In a career spanning more than forty years I have been involved in hundreds of successful project and been witness to hundreds more disasters. I have also performed more than a few post mortems on failing or failed projects.
During that time, the dismal success and user satisfaction rates for IT projects has not budged, despite numerous advances in technology, methodologies and the professionalization of the project management discipline. Indeed, the debate about whether project management (PM) is an art or science persists, perhaps because the answer is not a binary one. As well, IT success is a business issue and demands the same executive oversight as finance, operations and R&D. This has become self evident from our experience performing project health-checks, or stage gate reviews, on projects which were in jeopardy. All the status reports, red flags and dashboards in the world are ineffective if the people to whom they are directed cannot or will not react to them in a timely and effective manner. There are often good business reasons why they often cannot, or do not, react. It’s the CEO’s role to define and manage the business priorities to eliminate those obstacles.
It’s the CEO’s role to define and manage the business priorities to eliminate those obstacles.

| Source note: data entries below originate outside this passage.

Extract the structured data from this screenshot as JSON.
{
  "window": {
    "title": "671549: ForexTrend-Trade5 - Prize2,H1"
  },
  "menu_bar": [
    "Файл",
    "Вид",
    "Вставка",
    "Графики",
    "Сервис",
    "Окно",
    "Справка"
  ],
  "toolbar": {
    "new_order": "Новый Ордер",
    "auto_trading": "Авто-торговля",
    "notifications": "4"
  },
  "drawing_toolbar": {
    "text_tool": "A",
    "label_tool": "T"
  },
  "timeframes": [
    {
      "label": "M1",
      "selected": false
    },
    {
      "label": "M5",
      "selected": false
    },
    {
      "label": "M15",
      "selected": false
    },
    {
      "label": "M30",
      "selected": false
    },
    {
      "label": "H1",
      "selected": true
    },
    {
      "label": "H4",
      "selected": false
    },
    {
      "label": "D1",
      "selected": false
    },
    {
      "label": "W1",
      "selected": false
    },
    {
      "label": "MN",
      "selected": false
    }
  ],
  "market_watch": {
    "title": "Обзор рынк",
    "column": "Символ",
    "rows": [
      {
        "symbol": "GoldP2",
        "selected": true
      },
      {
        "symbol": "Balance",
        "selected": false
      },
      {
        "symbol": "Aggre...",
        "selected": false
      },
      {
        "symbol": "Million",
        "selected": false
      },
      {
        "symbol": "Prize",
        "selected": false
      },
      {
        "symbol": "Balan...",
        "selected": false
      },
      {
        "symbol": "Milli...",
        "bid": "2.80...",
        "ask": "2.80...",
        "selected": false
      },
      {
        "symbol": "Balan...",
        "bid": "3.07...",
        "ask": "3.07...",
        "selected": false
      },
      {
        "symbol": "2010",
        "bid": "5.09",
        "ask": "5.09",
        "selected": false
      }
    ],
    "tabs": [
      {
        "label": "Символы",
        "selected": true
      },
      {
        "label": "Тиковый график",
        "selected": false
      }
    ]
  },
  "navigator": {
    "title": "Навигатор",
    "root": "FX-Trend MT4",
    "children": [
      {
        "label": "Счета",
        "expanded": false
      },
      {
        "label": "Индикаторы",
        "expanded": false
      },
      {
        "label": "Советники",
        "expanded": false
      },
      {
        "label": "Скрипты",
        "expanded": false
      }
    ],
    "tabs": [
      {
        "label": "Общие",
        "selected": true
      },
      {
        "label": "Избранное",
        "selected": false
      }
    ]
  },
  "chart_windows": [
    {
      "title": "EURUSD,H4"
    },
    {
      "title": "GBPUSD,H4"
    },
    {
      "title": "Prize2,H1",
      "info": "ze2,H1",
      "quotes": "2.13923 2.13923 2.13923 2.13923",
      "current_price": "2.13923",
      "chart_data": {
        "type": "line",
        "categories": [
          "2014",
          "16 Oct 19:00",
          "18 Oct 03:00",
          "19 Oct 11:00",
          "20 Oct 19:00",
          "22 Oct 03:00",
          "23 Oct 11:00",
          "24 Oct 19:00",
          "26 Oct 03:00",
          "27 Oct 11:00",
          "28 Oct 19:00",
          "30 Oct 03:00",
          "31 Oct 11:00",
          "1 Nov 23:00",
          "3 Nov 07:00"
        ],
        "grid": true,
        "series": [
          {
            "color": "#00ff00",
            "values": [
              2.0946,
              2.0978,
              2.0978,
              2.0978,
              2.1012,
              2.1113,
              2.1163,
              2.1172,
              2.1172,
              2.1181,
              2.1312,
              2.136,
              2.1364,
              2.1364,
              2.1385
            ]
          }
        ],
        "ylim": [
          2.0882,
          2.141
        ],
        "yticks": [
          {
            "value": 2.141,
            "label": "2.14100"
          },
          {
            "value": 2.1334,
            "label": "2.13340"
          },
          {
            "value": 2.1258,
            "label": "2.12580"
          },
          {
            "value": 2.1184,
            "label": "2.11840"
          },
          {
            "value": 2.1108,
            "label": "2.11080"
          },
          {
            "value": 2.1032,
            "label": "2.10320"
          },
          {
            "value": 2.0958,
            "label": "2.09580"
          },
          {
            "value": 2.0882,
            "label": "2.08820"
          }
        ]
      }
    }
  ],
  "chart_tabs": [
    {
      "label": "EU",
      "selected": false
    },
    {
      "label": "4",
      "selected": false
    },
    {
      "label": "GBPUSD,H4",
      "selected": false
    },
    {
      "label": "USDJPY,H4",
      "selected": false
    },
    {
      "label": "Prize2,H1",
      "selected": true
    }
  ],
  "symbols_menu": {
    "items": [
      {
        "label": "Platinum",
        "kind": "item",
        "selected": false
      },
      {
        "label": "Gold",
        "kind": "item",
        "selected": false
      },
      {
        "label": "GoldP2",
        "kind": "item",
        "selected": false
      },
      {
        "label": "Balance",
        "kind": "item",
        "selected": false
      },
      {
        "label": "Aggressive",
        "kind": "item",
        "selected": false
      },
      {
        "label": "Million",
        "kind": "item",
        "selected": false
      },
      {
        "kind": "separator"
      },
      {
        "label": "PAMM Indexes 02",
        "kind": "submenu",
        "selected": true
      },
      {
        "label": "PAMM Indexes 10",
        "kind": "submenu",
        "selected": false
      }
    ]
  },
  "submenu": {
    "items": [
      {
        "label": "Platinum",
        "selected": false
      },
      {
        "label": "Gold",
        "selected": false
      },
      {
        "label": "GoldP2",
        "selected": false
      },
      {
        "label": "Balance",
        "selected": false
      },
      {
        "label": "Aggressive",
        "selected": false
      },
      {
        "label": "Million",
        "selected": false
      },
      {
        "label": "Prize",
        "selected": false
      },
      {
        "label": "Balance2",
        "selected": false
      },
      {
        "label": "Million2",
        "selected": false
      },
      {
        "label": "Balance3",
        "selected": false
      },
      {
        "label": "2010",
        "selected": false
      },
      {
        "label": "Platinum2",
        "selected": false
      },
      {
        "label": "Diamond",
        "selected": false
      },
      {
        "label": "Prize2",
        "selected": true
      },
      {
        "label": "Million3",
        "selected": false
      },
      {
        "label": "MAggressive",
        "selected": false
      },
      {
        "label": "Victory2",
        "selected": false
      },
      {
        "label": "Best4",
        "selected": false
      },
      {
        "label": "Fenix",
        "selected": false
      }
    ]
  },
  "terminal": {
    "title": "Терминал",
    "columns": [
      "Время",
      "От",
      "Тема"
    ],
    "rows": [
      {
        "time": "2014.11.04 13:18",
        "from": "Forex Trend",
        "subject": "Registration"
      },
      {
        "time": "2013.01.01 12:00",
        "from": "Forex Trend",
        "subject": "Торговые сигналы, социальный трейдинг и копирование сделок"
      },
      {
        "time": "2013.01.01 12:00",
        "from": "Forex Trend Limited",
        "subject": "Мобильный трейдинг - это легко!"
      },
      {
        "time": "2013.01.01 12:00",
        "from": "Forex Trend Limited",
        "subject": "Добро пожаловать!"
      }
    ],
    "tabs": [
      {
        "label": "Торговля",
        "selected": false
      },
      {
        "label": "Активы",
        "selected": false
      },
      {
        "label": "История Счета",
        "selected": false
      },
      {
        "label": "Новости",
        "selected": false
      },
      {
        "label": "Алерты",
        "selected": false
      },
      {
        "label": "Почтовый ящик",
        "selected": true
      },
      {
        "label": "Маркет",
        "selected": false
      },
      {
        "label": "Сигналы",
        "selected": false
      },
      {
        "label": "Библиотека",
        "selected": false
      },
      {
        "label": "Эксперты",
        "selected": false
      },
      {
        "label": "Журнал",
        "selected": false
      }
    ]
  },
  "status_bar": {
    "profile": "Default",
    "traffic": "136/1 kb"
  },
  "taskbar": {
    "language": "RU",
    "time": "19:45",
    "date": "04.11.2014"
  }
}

A decade ago, after analysing several multi-million dollar project failures, my partner and I developed a workshop for the University of Sydney to explain Contract Management as an adjunct to its various courses on Project Management. In it, we outlined the contract management process from project conceptualization to successful completion. Obviously, there are numerous steps in any IT project. Complex projects have thousands of steps, interactions and inter-relationships. Often, however, projects are unsuccessful not from the complexity but from a failure to deal with the simple fundamentals. We have witnessed this issue time and again, even in sophisticated IT environments and on projects undertaken by global IT leaders. Many projects are doomed long before the Project Management process begins. Here we will attempt to outline the ten fundamental steps to achieve project success.
Even global IT leaders sometimes overlook these simple fundamentals.
In subsequent blogs we will attempt to explain the ten crucial steps in greater detail. While there is an implied chronology to these steps, we recognize that there are situations where the sequence needs adjustment: e.g. where requirements are necessary before quotes can be obtained and detailed budgets are set. In ALL situations where the sequence is altered, ALL the previous steps should be re-done. Yes, it takes time and cost money – but, like insurance, it’s a small price to pay for peace of mind. It can save money, careers and in some cases can save the business itself.
- Ensure it has sustainable business benefits and identify to which business unit(s) they accrue
- Ensure technical feasibility within the time limit – avoid the “bleeding edge”
- Invest in the foundations: Project Charter, stakeholder analysis, robust and inclusive steering committee, budget and initial plan
- Identify a high level champion for Change Management
CHECK POINT – Go no further until these conditions are secured
- Ensure informed sign-off of the requirements definition
- Validate the RFP and selection process to avoid biases – technical and business – and designate a business executive to manage the contract
- Validate the revised plan with ALL stakeholders and re-affirm business commitment CHECK POINT
- Launch the project personally with the appropriate fanfare and team-building encouragement
- Monitor Steering Committee action on Status Reports and Issue Register and ensure that the Contract is managed
- Celebrate the successful completion with appropriate congratulations
Over the coming weeks we will elaborate on these simple steps. We welcome your questions and comments.